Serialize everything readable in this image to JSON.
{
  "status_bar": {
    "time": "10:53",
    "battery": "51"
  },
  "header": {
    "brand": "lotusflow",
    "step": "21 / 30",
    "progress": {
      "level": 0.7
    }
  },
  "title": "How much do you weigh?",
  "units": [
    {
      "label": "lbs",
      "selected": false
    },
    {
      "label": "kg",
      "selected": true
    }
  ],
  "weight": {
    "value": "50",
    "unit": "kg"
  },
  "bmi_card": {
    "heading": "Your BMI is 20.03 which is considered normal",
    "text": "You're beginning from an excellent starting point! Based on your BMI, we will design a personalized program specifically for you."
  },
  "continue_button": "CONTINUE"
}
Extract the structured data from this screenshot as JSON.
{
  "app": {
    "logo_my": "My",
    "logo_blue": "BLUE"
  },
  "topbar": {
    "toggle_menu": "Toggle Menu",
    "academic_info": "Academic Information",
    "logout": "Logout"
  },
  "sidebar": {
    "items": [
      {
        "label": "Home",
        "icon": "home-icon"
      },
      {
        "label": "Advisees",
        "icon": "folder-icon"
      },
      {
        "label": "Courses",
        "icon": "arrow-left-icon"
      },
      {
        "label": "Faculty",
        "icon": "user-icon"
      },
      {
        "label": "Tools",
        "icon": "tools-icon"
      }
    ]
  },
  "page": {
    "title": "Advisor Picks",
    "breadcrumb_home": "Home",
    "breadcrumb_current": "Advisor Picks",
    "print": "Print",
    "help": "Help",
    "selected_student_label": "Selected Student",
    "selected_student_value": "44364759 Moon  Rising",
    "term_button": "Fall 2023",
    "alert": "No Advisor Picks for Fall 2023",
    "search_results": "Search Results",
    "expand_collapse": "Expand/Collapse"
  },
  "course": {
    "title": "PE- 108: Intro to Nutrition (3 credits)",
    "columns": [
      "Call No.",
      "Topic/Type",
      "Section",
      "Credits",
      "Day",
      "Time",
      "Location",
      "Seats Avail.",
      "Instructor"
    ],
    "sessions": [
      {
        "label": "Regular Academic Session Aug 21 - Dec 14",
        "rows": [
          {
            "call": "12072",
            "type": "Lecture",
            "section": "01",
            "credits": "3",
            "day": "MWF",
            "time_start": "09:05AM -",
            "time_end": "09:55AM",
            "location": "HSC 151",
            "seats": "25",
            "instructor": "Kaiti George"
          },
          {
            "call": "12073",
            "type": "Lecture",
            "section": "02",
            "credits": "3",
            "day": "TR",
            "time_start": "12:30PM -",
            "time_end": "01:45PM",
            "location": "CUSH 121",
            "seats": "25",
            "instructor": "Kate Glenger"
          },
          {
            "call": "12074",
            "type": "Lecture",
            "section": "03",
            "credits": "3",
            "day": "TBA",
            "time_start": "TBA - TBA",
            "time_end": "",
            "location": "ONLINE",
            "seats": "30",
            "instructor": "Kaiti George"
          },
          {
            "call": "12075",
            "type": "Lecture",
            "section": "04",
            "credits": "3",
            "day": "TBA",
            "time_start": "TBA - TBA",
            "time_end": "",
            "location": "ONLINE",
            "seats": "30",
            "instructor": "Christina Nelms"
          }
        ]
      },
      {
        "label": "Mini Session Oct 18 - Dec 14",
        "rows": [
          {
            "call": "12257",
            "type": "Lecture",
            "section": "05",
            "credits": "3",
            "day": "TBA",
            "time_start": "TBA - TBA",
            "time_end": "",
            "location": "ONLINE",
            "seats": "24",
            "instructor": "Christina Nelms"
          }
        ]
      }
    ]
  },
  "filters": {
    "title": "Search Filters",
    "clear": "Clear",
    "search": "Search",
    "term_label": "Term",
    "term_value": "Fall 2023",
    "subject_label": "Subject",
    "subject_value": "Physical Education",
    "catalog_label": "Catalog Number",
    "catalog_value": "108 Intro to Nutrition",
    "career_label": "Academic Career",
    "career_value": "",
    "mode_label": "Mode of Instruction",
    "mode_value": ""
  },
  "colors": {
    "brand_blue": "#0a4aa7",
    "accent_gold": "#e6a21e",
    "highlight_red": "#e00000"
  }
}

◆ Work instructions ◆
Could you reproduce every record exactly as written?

◆ Exercise result ◆
Serialize everything readable in this image to JSON.
{
  "status_bar": {
    "time": "10:53",
    "battery": "51"
  },
  "header": {
    "brand": "lotusflow",
    "step": "21 / 30",
    "progress": {
      "level": 0.7
    }
  },
  "title": "How much do you weigh?",
  "units": [
    {
      "label": "lbs",
      "selected": false
    },
    {
      "label": "kg",
      "selected": true
    }
  ],
  "weight": {
    "value": "50",
    "unit": "kg"
  },
  "bmi_card": {
    "heading": "Your BMI is 20.03 which is considered normal",
    "text": "You're beginning from an excellent starting point! Based on your BMI, we will design a personalized program specifically for you."
  },
  "continue_button": "CONTINUE"
}
Extract the structured data from this screenshot as JSON.
{
  "app": {
    "logo_my": "My",
    "logo_blue": "BLUE"
  },
  "topbar": {
    "toggle_menu": "Toggle Menu",
    "academic_info": "Academic Information",
    "logout": "Logout"
  },
  "sidebar": {
    "items": [
      {
        "label": "Home",
        "icon": "home-icon"
      },
      {
        "label": "Advisees",
        "icon": "folder-icon"
      },
      {
        "label": "Courses",
        "icon": "arrow-left-icon"
      },
      {
        "label": "Faculty",
        "icon": "user-icon"
      },
      {
        "label": "Tools",
        "icon": "tools-icon"
      }
    ]
  },
  "page": {
    "title": "Advisor Picks",
    "breadcrumb_home": "Home",
    "breadcrumb_current": "Advisor Picks",
    "print": "Print",
    "help": "Help",
    "selected_student_label": "Selected Student",
    "selected_student_value": "44364759 Moon  Rising",
    "term_button": "Fall 2023",
    "alert": "No Advisor Picks for Fall 2023",
    "search_results": "Search Results",
    "expand_collapse": "Expand/Collapse"
  },
  "course": {
    "title": "PE- 108: Intro to Nutrition (3 credits)",
    "columns": [
      "Call No.",
      "Topic/Type",
      "Section",
      "Credits",
      "Day",
      "Time",
      "Location",
      "Seats Avail.",
      "Instructor"
    ],
    "sessions": [
      {
        "label": "Regular Academic Session Aug 21 - Dec 14",
        "rows": [
          {
            "call": "12072",
            "type": "Lecture",
            "section": "01",
            "credits": "3",
            "day": "MWF",
            "time_start": "09:05AM -",
            "time_end": "09:55AM",
            "location": "HSC 151",
            "seats": "25",
            "instructor": "Kaiti George"
          },
          {
            "call": "12073",
            "type": "Lecture",
            "section": "02",
            "credits": "3",
            "day": "TR",
            "time_start": "12:30PM -",
            "time_end": "01:45PM",
            "location": "CUSH 121",
            "seats": "25",
            "instructor": "Kate Glenger"
          },
          {
            "call": "12074",
            "type": "Lecture",
            "section": "03",
            "credits": "3",
            "day": "TBA",
            "time_start": "TBA - TBA",
            "time_end": "",
            "location": "ONLINE",
            "seats": "30",
            "instructor": "Kaiti George"
          },
          {
            "call": "12075",
            "type": "Lecture",
            "section": "04",
            "credits": "3",
            "day": "TBA",
            "time_start": "TBA - TBA",
            "time_end": "",
            "location": "ONLINE",
            "seats": "30",
            "instructor": "Christina Nelms"
          }
        ]
      },
      {
        "label": "Mini Session Oct 18 - Dec 14",
        "rows": [
          {
            "call": "12257",
            "type": "Lecture",
            "section": "05",
            "credits": "3",
            "day": "TBA",
            "time_start": "TBA - TBA",
            "time_end": "",
            "location": "ONLINE",
            "seats": "24",
            "instructor": "Christina Nelms"
          }
        ]
      }
    ]
  },
  "filters": {
    "title": "Search Filters",
    "clear": "Clear",
    "search": "Search",
    "term_label": "Term",
    "term_value": "Fall 2023",
    "subject_label": "Subject",
    "subject_value": "Physical Education",
    "catalog_label": "Catalog Number",
    "catalog_value": "108 Intro to Nutrition",
    "career_label": "Academic Career",
    "career_value": "",
    "mode_label": "Mode of Instruction",
    "mode_value": ""
  },
  "colors": {
    "brand_blue": "#0a4aa7",
    "accent_gold": "#e6a21e",
    "highlight_red": "#e00000"
  }
}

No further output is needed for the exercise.